- **THE PROBLEM**:
Repeat the records below exactly.

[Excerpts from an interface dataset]
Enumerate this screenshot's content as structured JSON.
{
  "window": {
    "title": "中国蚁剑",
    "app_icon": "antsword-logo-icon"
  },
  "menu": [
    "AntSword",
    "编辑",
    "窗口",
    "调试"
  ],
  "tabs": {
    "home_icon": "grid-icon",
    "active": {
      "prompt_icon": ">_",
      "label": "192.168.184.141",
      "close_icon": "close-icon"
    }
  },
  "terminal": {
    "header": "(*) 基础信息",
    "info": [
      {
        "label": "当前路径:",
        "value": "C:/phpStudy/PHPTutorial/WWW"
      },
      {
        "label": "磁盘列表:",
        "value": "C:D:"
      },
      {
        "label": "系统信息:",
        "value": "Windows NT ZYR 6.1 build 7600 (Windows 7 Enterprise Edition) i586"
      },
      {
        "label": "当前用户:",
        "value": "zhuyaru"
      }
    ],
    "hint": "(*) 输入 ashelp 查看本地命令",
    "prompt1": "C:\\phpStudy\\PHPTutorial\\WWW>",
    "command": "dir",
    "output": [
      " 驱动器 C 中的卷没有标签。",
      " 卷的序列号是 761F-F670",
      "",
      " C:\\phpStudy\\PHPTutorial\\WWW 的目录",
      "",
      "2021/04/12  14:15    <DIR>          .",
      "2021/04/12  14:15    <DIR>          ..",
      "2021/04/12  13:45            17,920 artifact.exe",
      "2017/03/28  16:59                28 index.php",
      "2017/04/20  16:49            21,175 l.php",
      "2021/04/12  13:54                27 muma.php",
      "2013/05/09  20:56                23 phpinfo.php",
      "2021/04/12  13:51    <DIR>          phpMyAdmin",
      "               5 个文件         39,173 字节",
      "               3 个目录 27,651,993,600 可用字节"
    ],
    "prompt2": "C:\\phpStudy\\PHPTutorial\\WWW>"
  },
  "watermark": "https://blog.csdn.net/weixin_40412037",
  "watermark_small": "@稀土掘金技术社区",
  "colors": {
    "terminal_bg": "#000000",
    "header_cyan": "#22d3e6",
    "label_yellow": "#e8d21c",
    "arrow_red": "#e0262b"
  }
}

- **EXERCISE RESPONSE**:
Enumerate this screenshot's content as structured JSON.
{
  "window": {
    "title": "中国蚁剑",
    "app_icon": "antsword-logo-icon"
  },
  "menu": [
    "AntSword",
    "编辑",
    "窗口",
    "调试"
  ],
  "tabs": {
    "home_icon": "grid-icon",
    "active": {
      "prompt_icon": ">_",
      "label": "192.168.184.141",
      "close_icon": "close-icon"
    }
  },
  "terminal": {
    "header": "(*) 基础信息",
    "info": [
      {
        "label": "当前路径:",
        "value": "C:/phpStudy/PHPTutorial/WWW"
      },
      {
        "label": "磁盘列表:",
        "value": "C:D:"
      },
      {
        "label": "系统信息:",
        "value": "Windows NT ZYR 6.1 build 7600 (Windows 7 Enterprise Edition) i586"
      },
      {
        "label": "当前用户:",
        "value": "zhuyaru"
      }
    ],
    "hint": "(*) 输入 ashelp 查看本地命令",
    "prompt1": "C:\\phpStudy\\PHPTutorial\\WWW>",
    "command": "dir",
    "output": [
      " 驱动器 C 中的卷没有标签。",
      " 卷的序列号是 761F-F670",
      "",
      " C:\\phpStudy\\PHPTutorial\\WWW 的目录",
      "",
      "2021/04/12  14:15    <DIR>          .",
      "2021/04/12  14:15    <DIR>          ..",
      "2021/04/12  13:45            17,920 artifact.exe",
      "2017/03/28  16:59                28 index.php",
      "2017/04/20  16:49            21,175 l.php",
      "2021/04/12  13:54                27 muma.php",
      "2013/05/09  20:56                23 phpinfo.php",
      "2021/04/12  13:51    <DIR>          phpMyAdmin",
      "               5 个文件         39,173 字节",
      "               3 个目录 27,651,993,600 可用字节"
    ],
    "prompt2": "C:\\phpStudy\\PHPTutorial\\WWW>"
  },
  "watermark": "https://blog.csdn.net/weixin_40412037",
  "watermark_small": "@稀土掘金技术社区",
  "colors": {
    "terminal_bg": "#000000",
    "header_cyan": "#22d3e6",
    "label_yellow": "#e8d21c",
    "arrow_red": "#e0262b"
  }
}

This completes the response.